- **DATA SUPPLIED**:
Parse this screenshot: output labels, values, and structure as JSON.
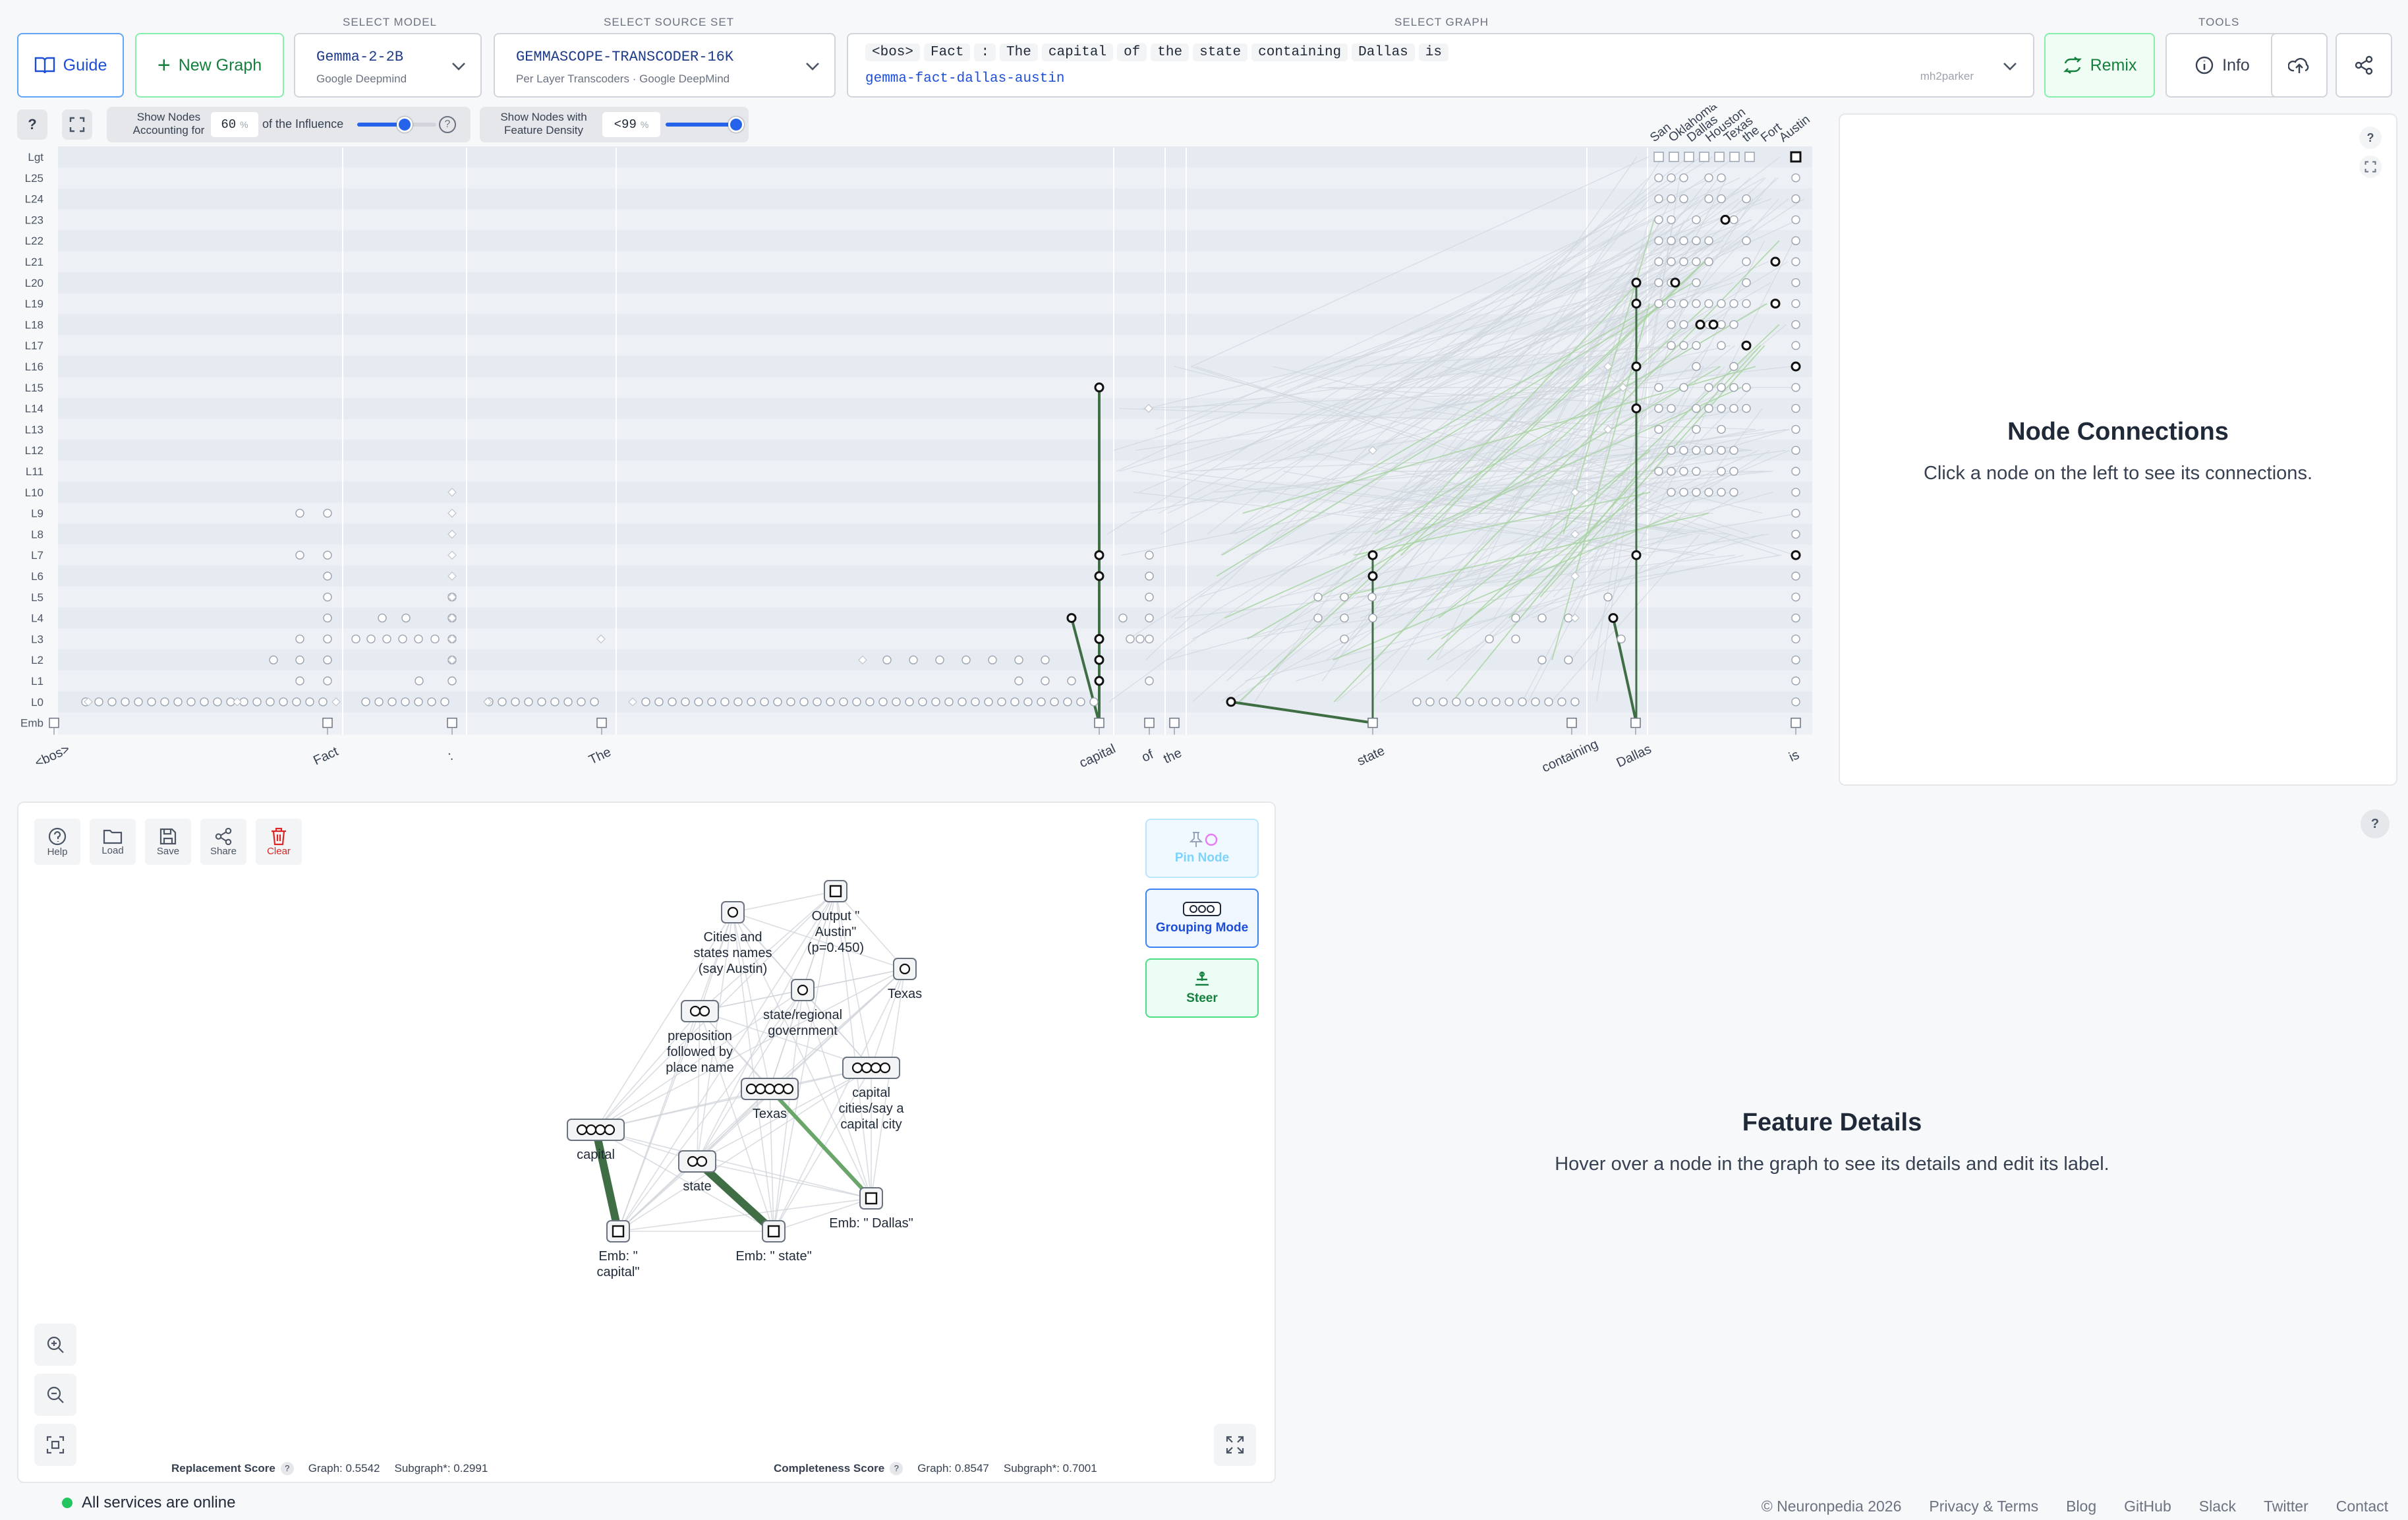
{
  "header": {
    "guide_label": "Guide",
    "new_graph_label": "New Graph",
    "select_model_label": "SELECT MODEL",
    "model_name": "Gemma-2-2B",
    "model_org": "Google Deepmind",
    "select_source_label": "SELECT SOURCE SET",
    "source_name": "GEMMASCOPE-TRANSCODER-16K",
    "source_desc": "Per Layer Transcoders · Google DeepMind",
    "select_graph_label": "SELECT GRAPH",
    "graph_tokens": [
      "<bos>",
      "Fact",
      ":",
      "The",
      "capital",
      "of",
      "the",
      "state",
      "containing",
      "Dallas",
      "is"
    ],
    "graph_slug": "gemma-fact-dallas-austin",
    "graph_author": "mh2parker",
    "remix_label": "Remix",
    "tools_label": "TOOLS",
    "info_label": "Info"
  },
  "controls": {
    "help_symbol": "?",
    "show_nodes_label_1": "Show Nodes",
    "show_nodes_label_2": "Accounting for",
    "influence_value": "60",
    "percent": "%",
    "influence_suffix": "of the Influence",
    "influence_level": 0.6,
    "density_label_1": "Show Nodes with",
    "density_label_2": "Feature Density",
    "density_value": "<99",
    "density_level": 0.99
  },
  "graph": {
    "layers": [
      "Lgt",
      "L25",
      "L24",
      "L23",
      "L22",
      "L21",
      "L20",
      "L19",
      "L18",
      "L17",
      "L16",
      "L15",
      "L14",
      "L13",
      "L12",
      "L11",
      "L10",
      "L9",
      "L8",
      "L7",
      "L6",
      "L5",
      "L4",
      "L3",
      "L2",
      "L1",
      "L0",
      "Emb"
    ],
    "tokens": [
      "<bos>",
      "Fact",
      ":",
      "The",
      "capital",
      "of",
      "the",
      "state",
      "containing",
      "Dallas",
      "is"
    ],
    "logit_labels": [
      "San",
      "Oklahoma",
      "Dallas",
      "Houston",
      "Texas",
      "the",
      "Fort",
      "Austin"
    ]
  },
  "connections": {
    "title": "Node Connections",
    "subtitle": "Click a node on the left to see its connections.",
    "help": "?"
  },
  "subgraph": {
    "tools": [
      "Help",
      "Load",
      "Save",
      "Share",
      "Clear"
    ],
    "pin_label": "Pin Node",
    "grouping_label": "Grouping Mode",
    "steer_label": "Steer",
    "nodes": {
      "output": "Output \" Austin\" (p=0.450)",
      "cities": "Cities and states names (say Austin)",
      "texas_top": "Texas",
      "state_gov": "state/regional government",
      "preposition": "preposition followed by place name",
      "capital_cities": "capital cities/say a capital city",
      "texas_mid": "Texas",
      "capital": "capital",
      "state": "state",
      "emb_capital": "Emb: \" capital\"",
      "emb_state": "Emb: \" state\"",
      "emb_dallas": "Emb: \" Dallas\""
    },
    "replacement_label": "Replacement Score",
    "replacement_graph": "Graph: 0.5542",
    "replacement_sub": "Subgraph*: 0.2991",
    "completeness_label": "Completeness Score",
    "completeness_graph": "Graph: 0.8547",
    "completeness_sub": "Subgraph*: 0.7001"
  },
  "details": {
    "title": "Feature Details",
    "subtitle": "Hover over a node in the graph to see its details and edit its label.",
    "help": "?"
  },
  "footer": {
    "status": "All services are online",
    "copyright": "© Neuronpedia 2026",
    "links": [
      "Privacy & Terms",
      "Blog",
      "GitHub",
      "Slack",
      "Twitter",
      "Contact"
    ]
  },
  "colors": {
    "accent_blue": "#2563eb",
    "accent_green": "#15803d",
    "edge_green": "#3f6e45",
    "danger": "#dc2626",
    "online": "#22c55e"
  }
}
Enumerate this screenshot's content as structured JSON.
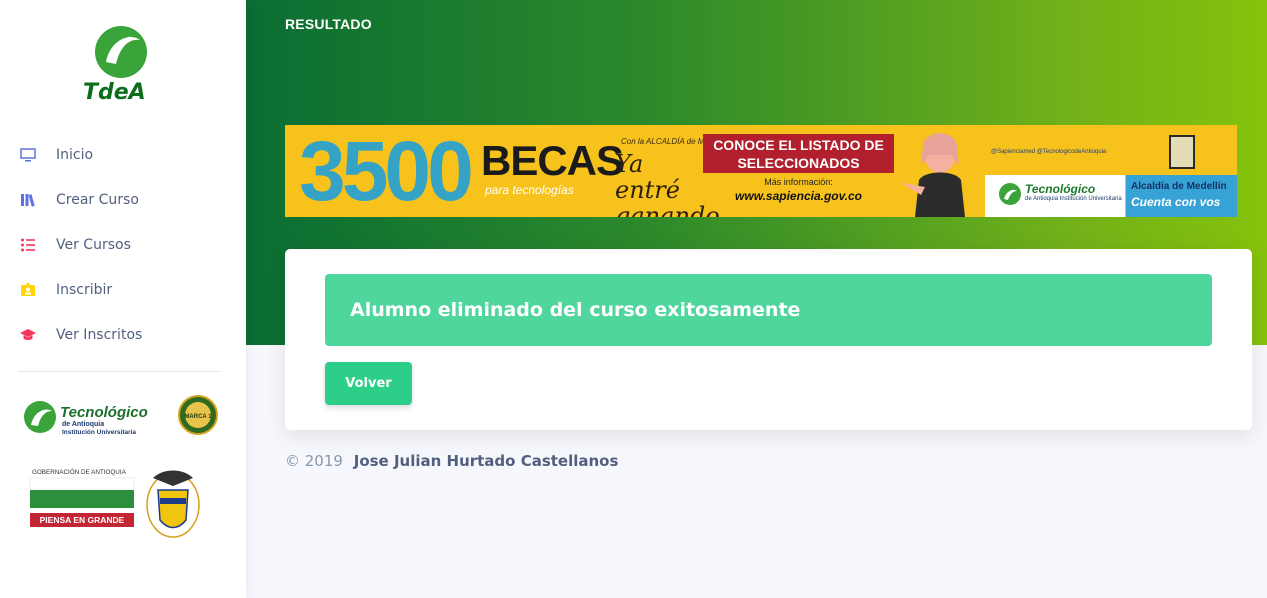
{
  "sidebar": {
    "brand": "TdeA",
    "items": [
      {
        "label": "Inicio",
        "icon": "monitor-icon",
        "color": "#5e72e4"
      },
      {
        "label": "Crear Curso",
        "icon": "books-icon",
        "color": "#5e72e4"
      },
      {
        "label": "Ver Cursos",
        "icon": "list-icon",
        "color": "#f5365c"
      },
      {
        "label": "Inscribir",
        "icon": "badge-icon",
        "color": "#ffd600"
      },
      {
        "label": "Ver Inscritos",
        "icon": "graduation-cap-icon",
        "color": "#f5365c"
      }
    ],
    "partner_logos": {
      "tecnologico_title": "Tecnológico",
      "tecnologico_sub1": "de Antioquia",
      "tecnologico_sub2": "Institución Universitaria",
      "marca_badge": "MARCA 1",
      "gobernacion": "GOBERNACIÓN DE ANTIOQUIA",
      "piensa": "PIENSA EN GRANDE"
    }
  },
  "header": {
    "title": "RESULTADO"
  },
  "banner": {
    "number": "3500",
    "becas": "BECAS",
    "becas_sub": "para tecnologías",
    "ya_prefix": "Con la ALCALDÍA de MEDELLÍN",
    "ya_main": "Ya entré ganando",
    "cta": "CONOCE EL LISTADO DE SELECCIONADOS",
    "info": "Más información:",
    "url": "www.sapiencia.gov.co",
    "social": "@Sapienciamed   @TecnologicodeAntioquia",
    "tec_title": "Tecnológico",
    "tec_sub": "de Antioquia Institución Universitaria",
    "alcaldia": "Alcaldía de Medellín",
    "alcaldia_slogan": "Cuenta con vos"
  },
  "card": {
    "alert_message": "Alumno eliminado del curso exitosamente",
    "back_button": "Volver"
  },
  "footer": {
    "copyright": "© 2019",
    "author": "Jose Julian Hurtado Castellanos"
  },
  "colors": {
    "accent_green": "#2dce89",
    "alert_green": "#4fd69c",
    "header_gradient_start": "#0a6d33",
    "header_gradient_end": "#86c20c"
  }
}
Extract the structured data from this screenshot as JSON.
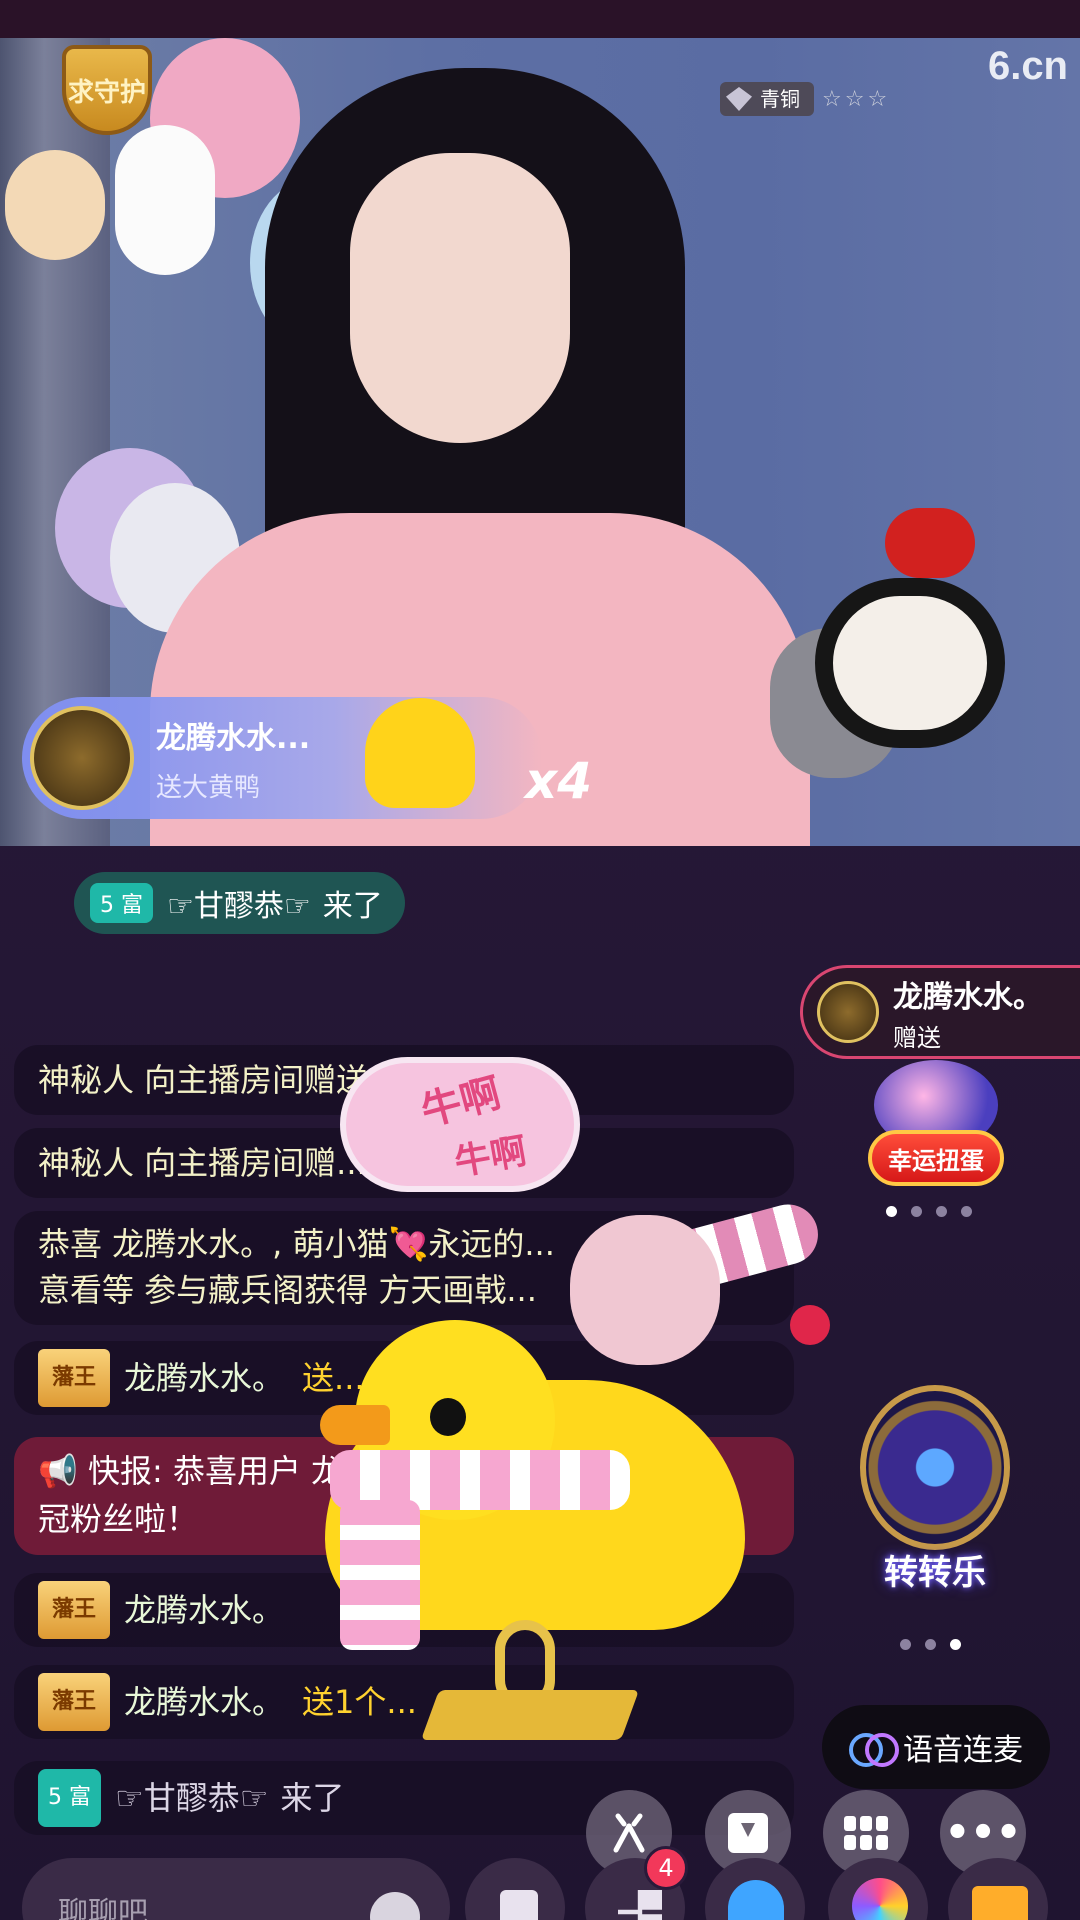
{
  "watermark": "6.cn",
  "guard_badge": "求守护",
  "anchor_rank": {
    "tier": "青铜",
    "stars": "☆☆☆"
  },
  "gift_banner": {
    "user": "龙腾水水...",
    "action": "送大黄鸭",
    "count": "x4"
  },
  "enter_notice": {
    "level": "5 富",
    "user": "☞甘醪恭☞",
    "action": "来了"
  },
  "recv_card": {
    "user": "龙腾水水。",
    "action": "赠送"
  },
  "gacha": {
    "label": "幸运扭蛋",
    "dots": 4,
    "active_dot": 0
  },
  "spin": {
    "label": "转转乐",
    "dots": 3,
    "active_dot": 2
  },
  "bubble": {
    "line1": "牛啊",
    "line2": "牛啊"
  },
  "chat": {
    "m1": "神秘人 向主播房间赠送... 滴！",
    "m2": "神秘人 向主播房间赠... 滴！",
    "m3_line1": "恭喜 龙腾水水。, 萌小猫💘永远的...",
    "m3_line2": "意看等 参与藏兵阁获得 方天画戟...",
    "m4_badge": "藩王",
    "m4_user": "龙腾水水。",
    "m4_action": "送...",
    "m5_line1": "📢 快报: 恭喜用户 龙...",
    "m5_line2": "冠粉丝啦！",
    "m6_badge": "藩王",
    "m6_user": "龙腾水水。",
    "m7_badge": "藩王",
    "m7_user": "龙腾水水。",
    "m7_action": "送1个...",
    "m8_level": "5 富",
    "m8_user": "☞甘醪恭☞",
    "m8_action": "来了"
  },
  "voice_button": "语音连麦",
  "notification_count": "4",
  "input_placeholder": "聊聊吧",
  "colors": {
    "accent": "#d94671",
    "gift_text": "#ffd22f",
    "level_chip": "#1fb8a8"
  },
  "icons": [
    "six-logo-icon",
    "download-icon",
    "apps-icon",
    "more-icon",
    "emoji-icon",
    "gift-icon",
    "voice-link-icon"
  ]
}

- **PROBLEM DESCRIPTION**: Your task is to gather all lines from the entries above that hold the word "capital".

- **YOUR RESPONSE**:
      "capital",
      "capital",
      "capital_cities": "capital cities/say a capital city",
      "capital": "capital",
      "emb_capital": "Emb: \" capital\"",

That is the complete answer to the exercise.